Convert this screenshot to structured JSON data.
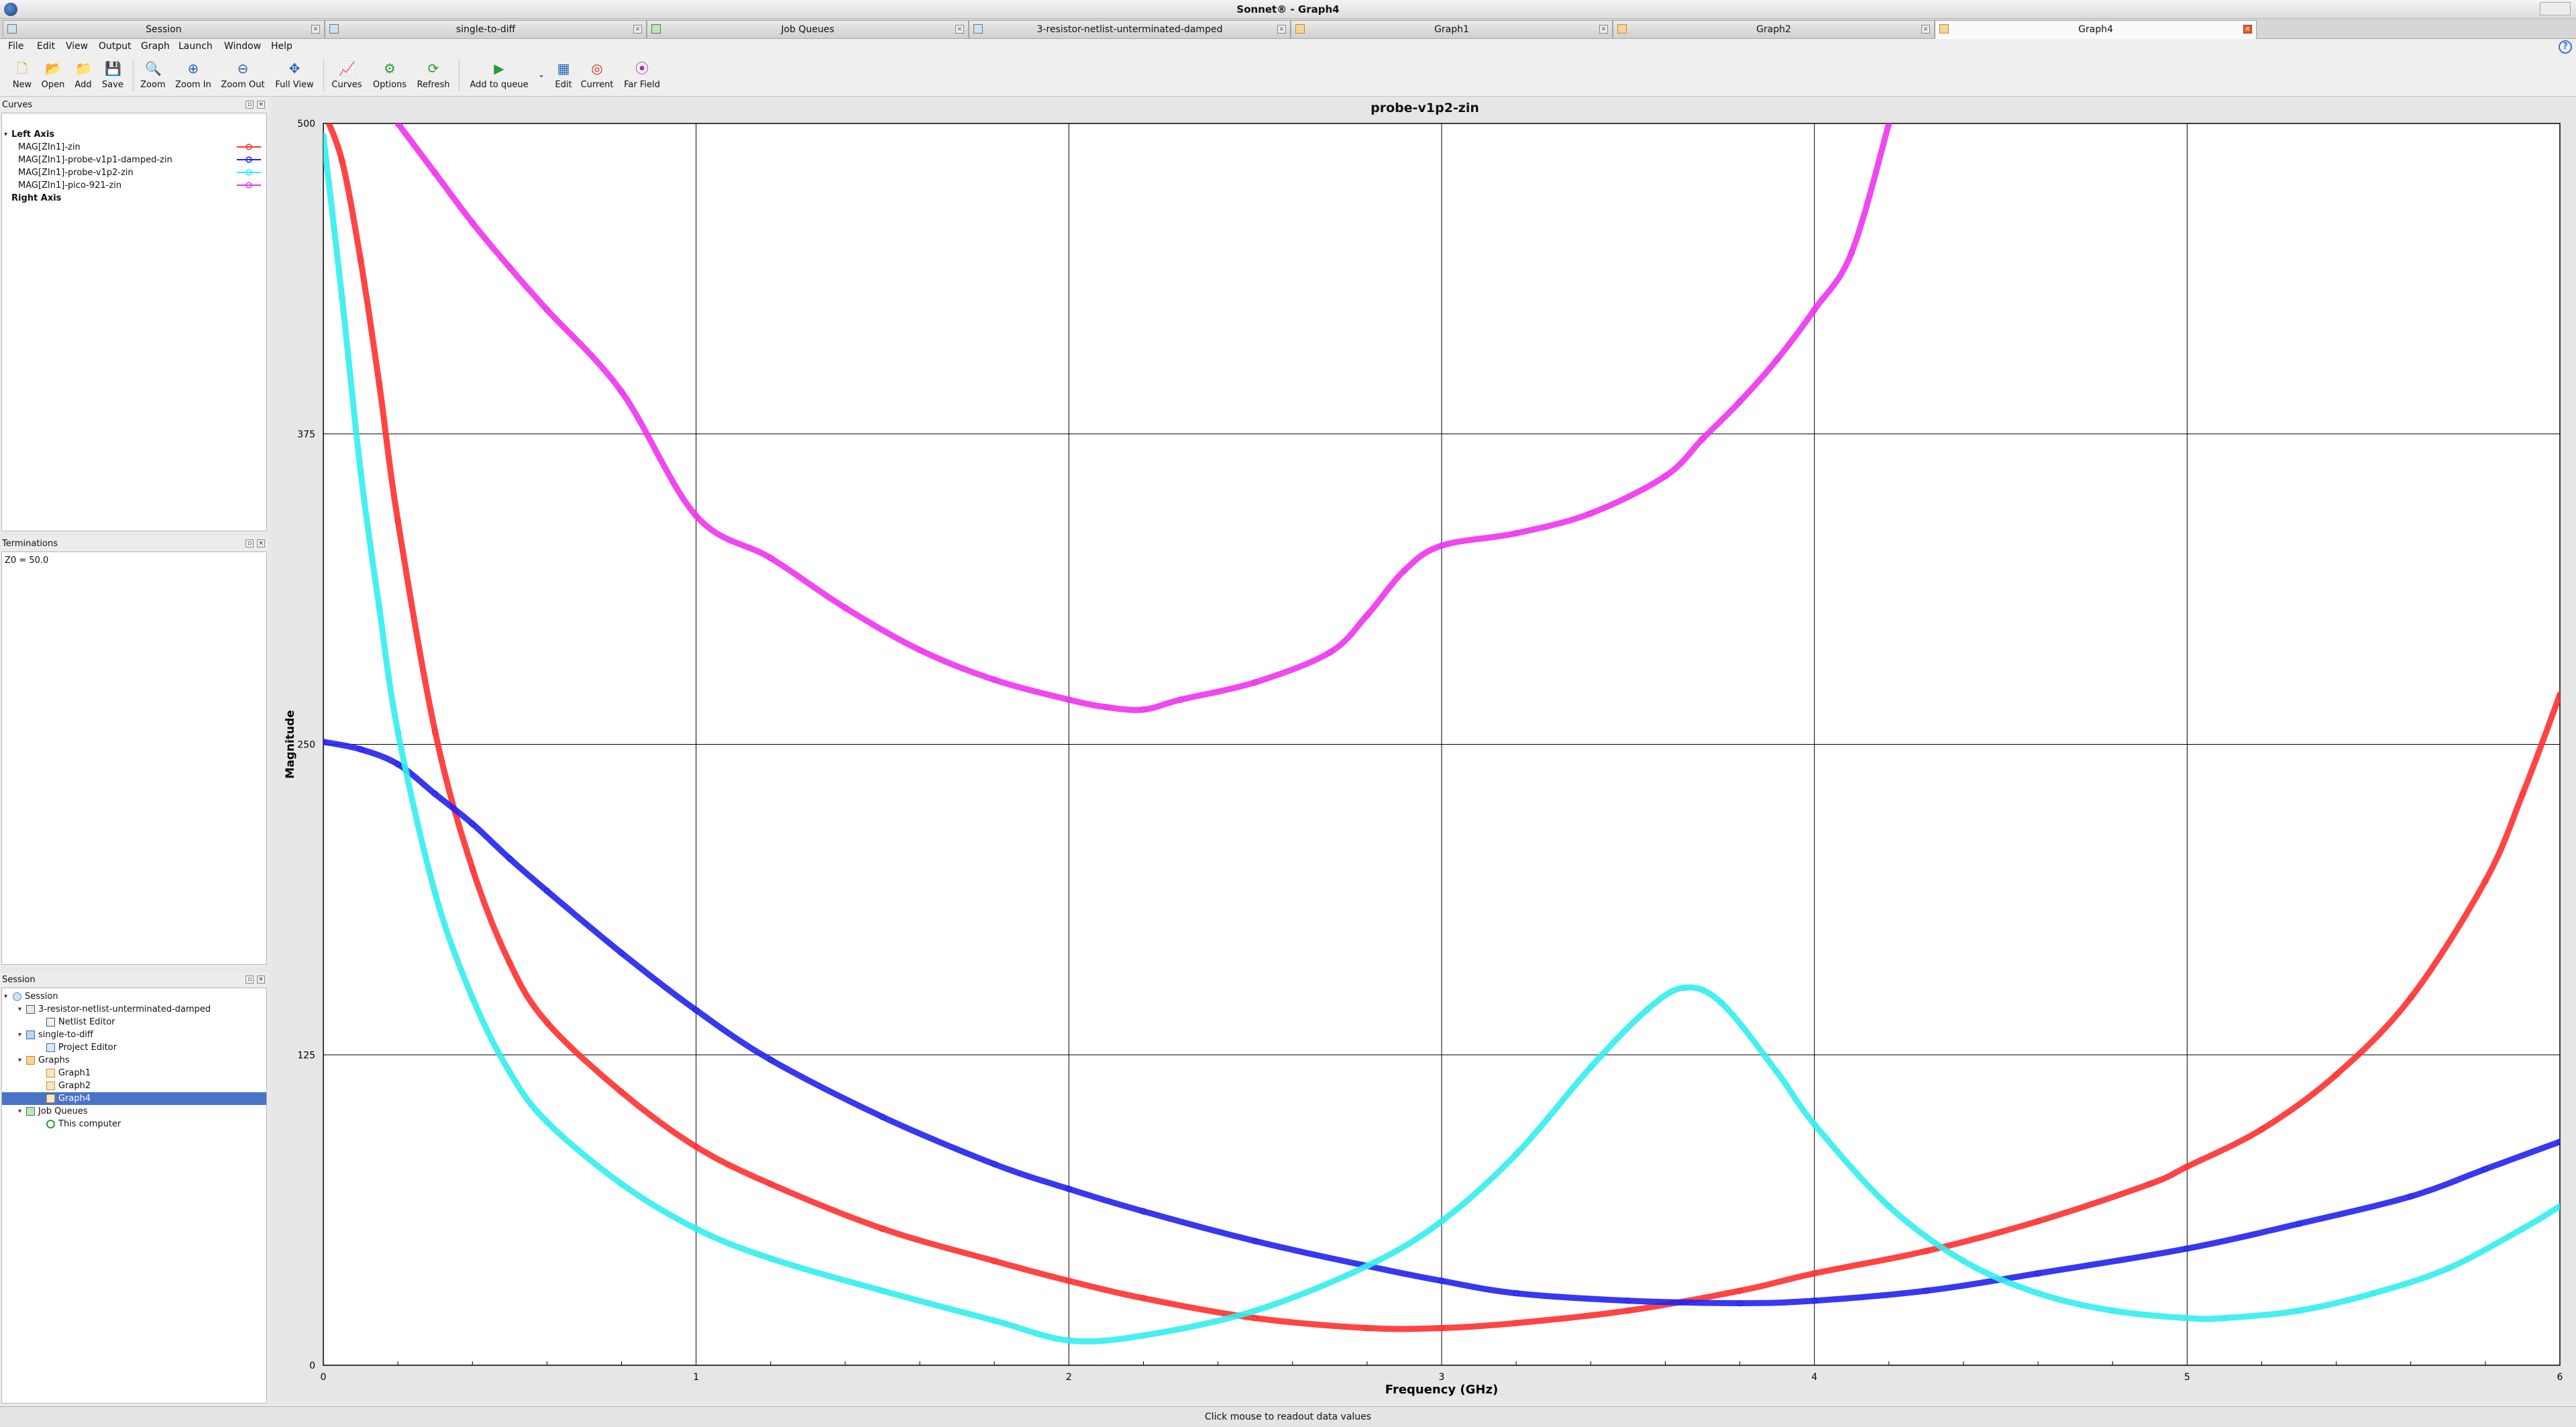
{
  "window": {
    "title": "Sonnet® - Graph4"
  },
  "tabs": [
    {
      "label": "Session",
      "icon": "session-icon"
    },
    {
      "label": "single-to-diff",
      "icon": "project-icon"
    },
    {
      "label": "Job Queues",
      "icon": "job-queue-icon"
    },
    {
      "label": "3-resistor-netlist-unterminated-damped",
      "icon": "netlist-icon"
    },
    {
      "label": "Graph1",
      "icon": "graph-icon"
    },
    {
      "label": "Graph2",
      "icon": "graph-icon"
    },
    {
      "label": "Graph4",
      "icon": "graph-icon",
      "active": true
    }
  ],
  "menu": [
    "File",
    "Edit",
    "View",
    "Output",
    "Graph",
    "Launch",
    "Window",
    "Help"
  ],
  "toolbar": {
    "new": "New",
    "open": "Open",
    "add": "Add",
    "save": "Save",
    "zoom": "Zoom",
    "zoom_in": "Zoom In",
    "zoom_out": "Zoom Out",
    "full_view": "Full View",
    "curves": "Curves",
    "options": "Options",
    "refresh": "Refresh",
    "add_to_queue": "Add to queue",
    "edit": "Edit",
    "current": "Current",
    "far_field": "Far Field"
  },
  "curves_panel": {
    "title": "Curves",
    "left_axis": "Left Axis",
    "right_axis": "Right Axis",
    "items": [
      {
        "label": "MAG[ZIn1]-zin",
        "color": "#ff3030"
      },
      {
        "label": "MAG[ZIn1]-probe-v1p1-damped-zin",
        "color": "#2222ee"
      },
      {
        "label": "MAG[ZIn1]-probe-v1p2-zin",
        "color": "#33eeee"
      },
      {
        "label": "MAG[ZIn1]-pico-921-zin",
        "color": "#ee33ee"
      }
    ]
  },
  "terminations_panel": {
    "title": "Terminations",
    "z0": "Z0 = 50.0"
  },
  "session_panel": {
    "title": "Session",
    "root": "Session",
    "netlist_project": "3-resistor-netlist-unterminated-damped",
    "netlist_editor": "Netlist Editor",
    "geometry_project": "single-to-diff",
    "project_editor": "Project Editor",
    "graphs": "Graphs",
    "graph1": "Graph1",
    "graph2": "Graph2",
    "graph4": "Graph4",
    "job_queues": "Job Queues",
    "this_computer": "This computer"
  },
  "status": "Click mouse to readout data values",
  "chart_data": {
    "type": "line",
    "title": "probe-v1p2-zin",
    "xlabel": "Frequency (GHz)",
    "ylabel": "Magnitude",
    "xlim": [
      0,
      6
    ],
    "ylim": [
      0,
      500
    ],
    "xticks": [
      "0",
      "1",
      "2",
      "3",
      "4",
      "5",
      "6"
    ],
    "yticks": [
      "0",
      "125",
      "250",
      "375",
      "500"
    ],
    "grid": true,
    "series": [
      {
        "name": "MAG[ZIn1]-zin",
        "color": "#ff3030",
        "x": [
          0,
          0.05,
          0.1,
          0.15,
          0.2,
          0.3,
          0.4,
          0.5,
          0.6,
          0.8,
          1.0,
          1.2,
          1.5,
          1.8,
          2.0,
          2.2,
          2.5,
          2.8,
          3.0,
          3.2,
          3.5,
          3.8,
          4.0,
          4.3,
          4.6,
          4.9,
          5.0,
          5.2,
          5.4,
          5.6,
          5.8,
          5.9,
          6.0
        ],
        "y": [
          505,
          485,
          445,
          395,
          340,
          255,
          200,
          162,
          138,
          110,
          88,
          73,
          55,
          42,
          34,
          27,
          19,
          15,
          15,
          17,
          22,
          30,
          37,
          46,
          58,
          73,
          80,
          95,
          117,
          148,
          195,
          230,
          270
        ]
      },
      {
        "name": "MAG[ZIn1]-probe-v1p1-damped-zin",
        "color": "#2222ee",
        "x": [
          0,
          0.1,
          0.2,
          0.3,
          0.4,
          0.5,
          0.6,
          0.8,
          1.0,
          1.2,
          1.5,
          1.8,
          2.0,
          2.2,
          2.5,
          2.8,
          3.0,
          3.2,
          3.5,
          3.8,
          4.0,
          4.3,
          4.6,
          5.0,
          5.3,
          5.6,
          5.8,
          6.0
        ],
        "y": [
          251,
          248,
          242,
          230,
          218,
          204,
          191,
          166,
          143,
          123,
          100,
          81,
          71,
          62,
          50,
          40,
          34,
          29,
          26,
          25,
          26,
          30,
          37,
          47,
          57,
          68,
          79,
          90
        ]
      },
      {
        "name": "MAG[ZIn1]-probe-v1p2-zin",
        "color": "#33eeee",
        "x": [
          0,
          0.05,
          0.1,
          0.15,
          0.2,
          0.3,
          0.4,
          0.5,
          0.6,
          0.8,
          1.0,
          1.2,
          1.5,
          1.8,
          2.0,
          2.2,
          2.5,
          2.8,
          3.0,
          3.2,
          3.4,
          3.55,
          3.65,
          3.75,
          3.9,
          4.0,
          4.2,
          4.4,
          4.6,
          4.8,
          5.0,
          5.1,
          5.3,
          5.5,
          5.7,
          5.9,
          6.0
        ],
        "y": [
          495,
          430,
          360,
          305,
          255,
          190,
          148,
          118,
          98,
          73,
          55,
          43,
          30,
          18,
          10,
          12,
          22,
          40,
          58,
          85,
          120,
          143,
          152,
          146,
          118,
          97,
          64,
          42,
          29,
          22,
          19,
          19,
          22,
          29,
          39,
          55,
          64
        ]
      },
      {
        "name": "MAG[ZIn1]-pico-921-zin",
        "color": "#ee33ee",
        "x": [
          0.2,
          0.3,
          0.4,
          0.5,
          0.6,
          0.8,
          1.0,
          1.2,
          1.4,
          1.6,
          1.8,
          2.0,
          2.1,
          2.2,
          2.3,
          2.5,
          2.7,
          2.8,
          2.9,
          3.0,
          3.2,
          3.4,
          3.6,
          3.7,
          3.8,
          3.9,
          4.0,
          4.1,
          4.2
        ],
        "y": [
          500,
          480,
          460,
          442,
          425,
          392,
          342,
          325,
          305,
          288,
          276,
          268,
          265,
          264,
          268,
          275,
          287,
          302,
          320,
          330,
          335,
          343,
          358,
          373,
          388,
          405,
          425,
          448,
          500
        ]
      }
    ]
  }
}
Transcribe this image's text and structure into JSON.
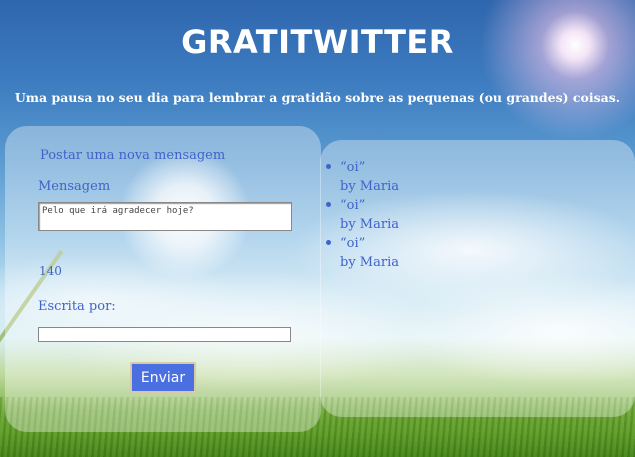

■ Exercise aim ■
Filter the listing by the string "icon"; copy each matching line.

■ Result below ■
      "icon": "session-icon"
      "icon": "project-icon"
      "icon": "job-queue-icon"
      "icon": "netlist-icon"
      "icon": "graph-icon"
      "icon": "graph-icon"
      "icon": "graph-icon",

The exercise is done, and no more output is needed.